We all have to weigh our options and make choices based upon our values and means. I believe the first step in being able to make the best choice possible is by educating ourselves. First, the report reinforces the health benefits of eating your veggies, even if you can’t choose the lower pesticide risk organics. However, given the choice, vegetables grown using organic methods without synthetic pesticides reduce your risk of exposure to harmful pesticides. This is especially pertinent if you are pregnant or have children; the young are more susceptible in their development. If you need to weigh and choose which veggies you can select organic vs. conventional, then the report provides a risk guide to help you assess where best to invest your organic dollars. You will see that they recommend always buying organically grown green beans and peppers because of the high risk rating. You can enjoy all the Bee Branch Farm peppers and green beans you want with a smile on your face!
Definitely, eat your veggies and fruit. Know your farmers and their farming practices. Educate yourself. Make the best informed decisions you can for your family, your community and the sustainability of farming and the environment.
Okay it might not be as exciting as hitting oil to some, but I was very excited when we hit water at 180 ft with 8 GPM on our new farm well. We chose to go a little farther for a better reservoir of water, and the water was beautiful and clear.
This means we can get the cattle fenced out of the creeks and streams, which is healthier for our watershed and for the cows; and as a bonus, we will have irrigation for our veggies this summer; no more dragging hoses all over the garden. I love making progress on the sustainability of Bee Branch Farm.

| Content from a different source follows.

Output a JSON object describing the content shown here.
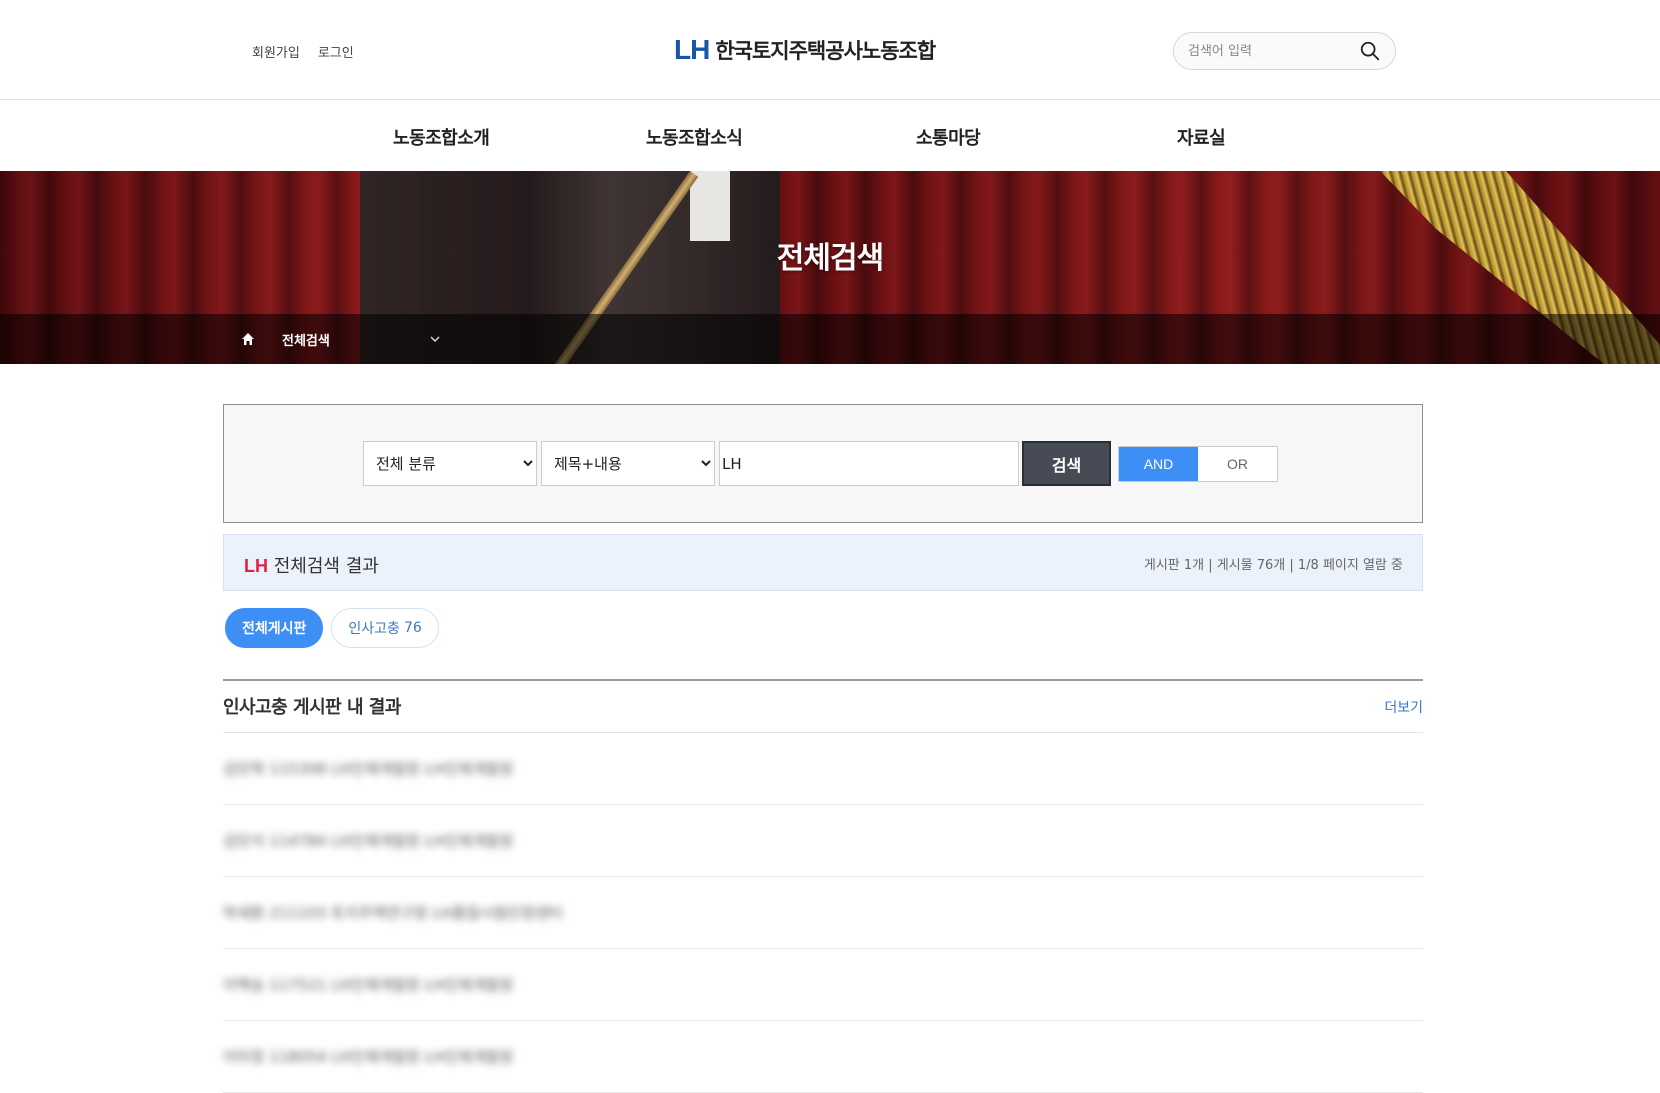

This past year it was our pleasure to participate in a couple of community and state projects that we hope will help further health and education.

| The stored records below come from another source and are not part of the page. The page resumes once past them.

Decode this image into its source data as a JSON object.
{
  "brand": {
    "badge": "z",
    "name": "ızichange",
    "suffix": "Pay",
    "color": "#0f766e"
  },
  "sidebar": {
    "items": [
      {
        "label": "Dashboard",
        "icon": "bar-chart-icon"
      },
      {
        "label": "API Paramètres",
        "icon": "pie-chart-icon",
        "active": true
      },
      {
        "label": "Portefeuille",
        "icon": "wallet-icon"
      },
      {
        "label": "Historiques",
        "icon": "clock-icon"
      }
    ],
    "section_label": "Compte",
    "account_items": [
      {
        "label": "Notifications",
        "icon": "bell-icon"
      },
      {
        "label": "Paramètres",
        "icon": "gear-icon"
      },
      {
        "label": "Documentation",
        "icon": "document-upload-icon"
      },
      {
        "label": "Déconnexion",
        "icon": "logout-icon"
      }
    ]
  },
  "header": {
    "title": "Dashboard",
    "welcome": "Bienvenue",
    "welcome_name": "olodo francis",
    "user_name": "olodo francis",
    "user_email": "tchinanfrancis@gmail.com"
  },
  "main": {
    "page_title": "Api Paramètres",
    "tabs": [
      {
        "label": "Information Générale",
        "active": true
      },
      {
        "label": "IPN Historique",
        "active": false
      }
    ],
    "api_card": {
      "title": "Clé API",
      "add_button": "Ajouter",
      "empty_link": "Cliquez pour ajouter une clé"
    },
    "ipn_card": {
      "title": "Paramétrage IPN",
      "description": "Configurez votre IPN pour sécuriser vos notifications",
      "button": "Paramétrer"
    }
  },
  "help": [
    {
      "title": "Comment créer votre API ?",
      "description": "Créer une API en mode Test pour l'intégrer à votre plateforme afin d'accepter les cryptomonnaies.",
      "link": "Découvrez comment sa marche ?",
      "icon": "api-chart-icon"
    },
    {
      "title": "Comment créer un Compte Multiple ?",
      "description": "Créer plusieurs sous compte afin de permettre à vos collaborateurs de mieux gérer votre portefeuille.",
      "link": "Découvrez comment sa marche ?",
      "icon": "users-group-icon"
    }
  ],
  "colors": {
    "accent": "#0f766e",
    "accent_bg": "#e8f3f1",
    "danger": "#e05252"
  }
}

These two YouTube videos are part of a 4 series that CTG Region 2(Community Transformation Grant) hopes will help communicate the positive transformation that our communities are going through in WNC to make the healthy choice the easy choice where we live, work, and play.
Thanks to Adams and Rod of Industrious Productions for making the filming fun and painless, except for that electric fence incident which was, of course, my fault.

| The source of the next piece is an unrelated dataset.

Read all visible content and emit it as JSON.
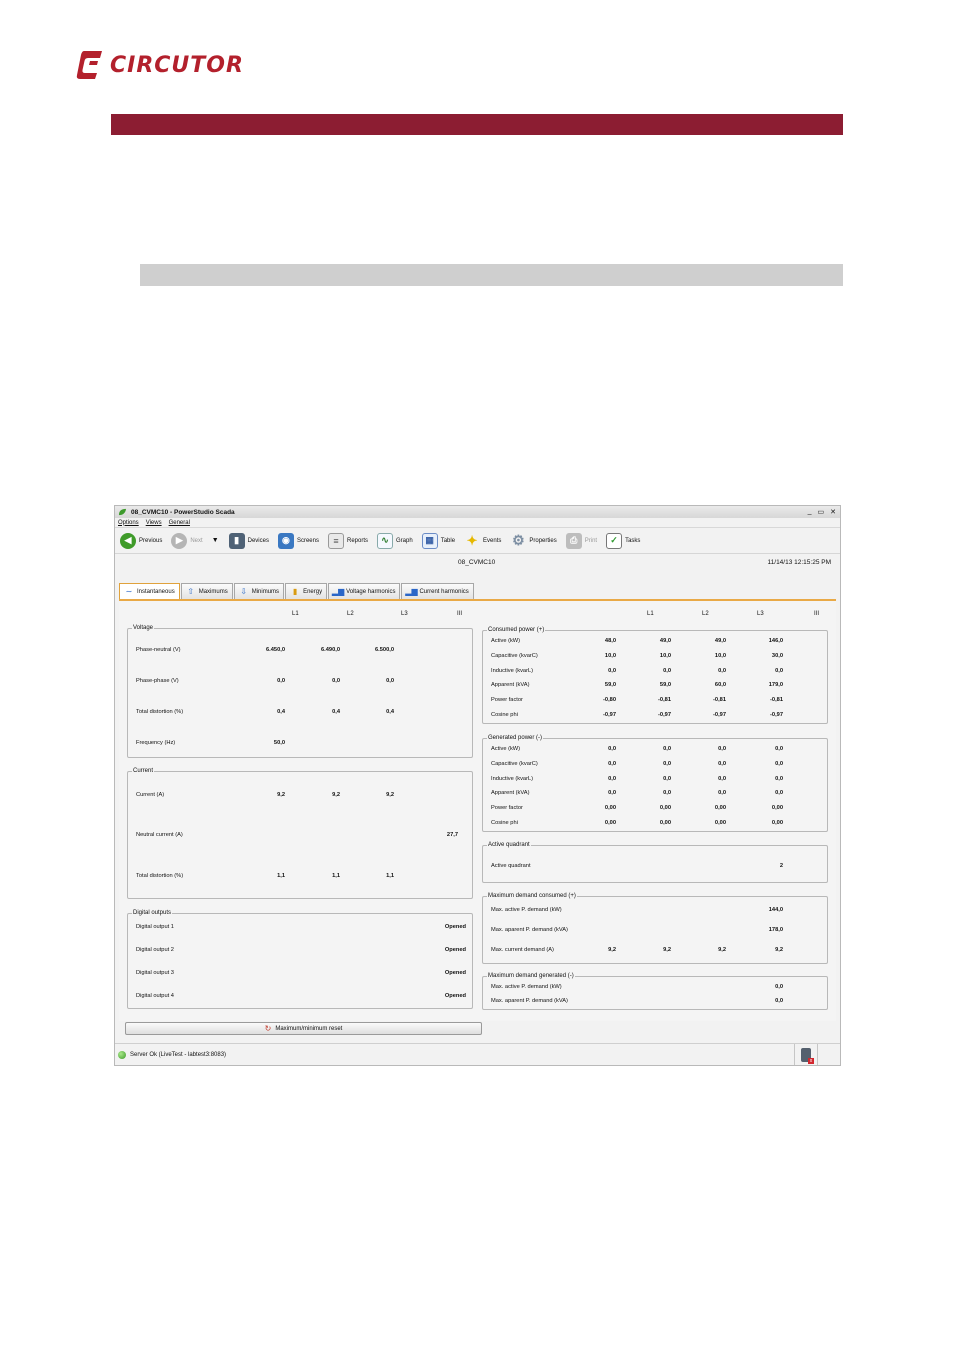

The benefits of open space; conserving farmland.
Smoking Cessation; the farm’s tobacco history.
We also thought Jordan Smith’s work at NC State was worth volunteering a day of time to show him around the farm; you can view 360 degree panoramas of the farm and learn more about his project: Valuing Ecosystems Services with IVEs.
Last night we enjoyed watching the 2011 documentary Queen of the Sun: What the Bees are Telling Us. I am concerned that we take way too much for granted in our hurried lives. We must slow down, pay attention, and care for the honey bees; they are essential for life. This brief article, 3 New Studies Link Bee Decline to Bayer Pesticide, has interesting information with links to resources that are worth reviewing.
I believe the importance of the health of our soil must not be overlooked for the long-term sustainability of our farms our food and our health. If you are truly concerned about our future generations, then please start educating yourself about farming practices and farm policy and support those who are working to build healthy farms. Here is another interesting article from Tom Philpott; this one focuses on the connection between soil and climate change.
Wendell Berry has highly recommended The Soil and Health by Sir Albert Howard. I have it on my order list and will start reading it soon. I believe education is three-fold: learning from others who know the land and have worked it, researching and reading what others have learned in the field, and your own daily experience of trial and error. There is never a dull day!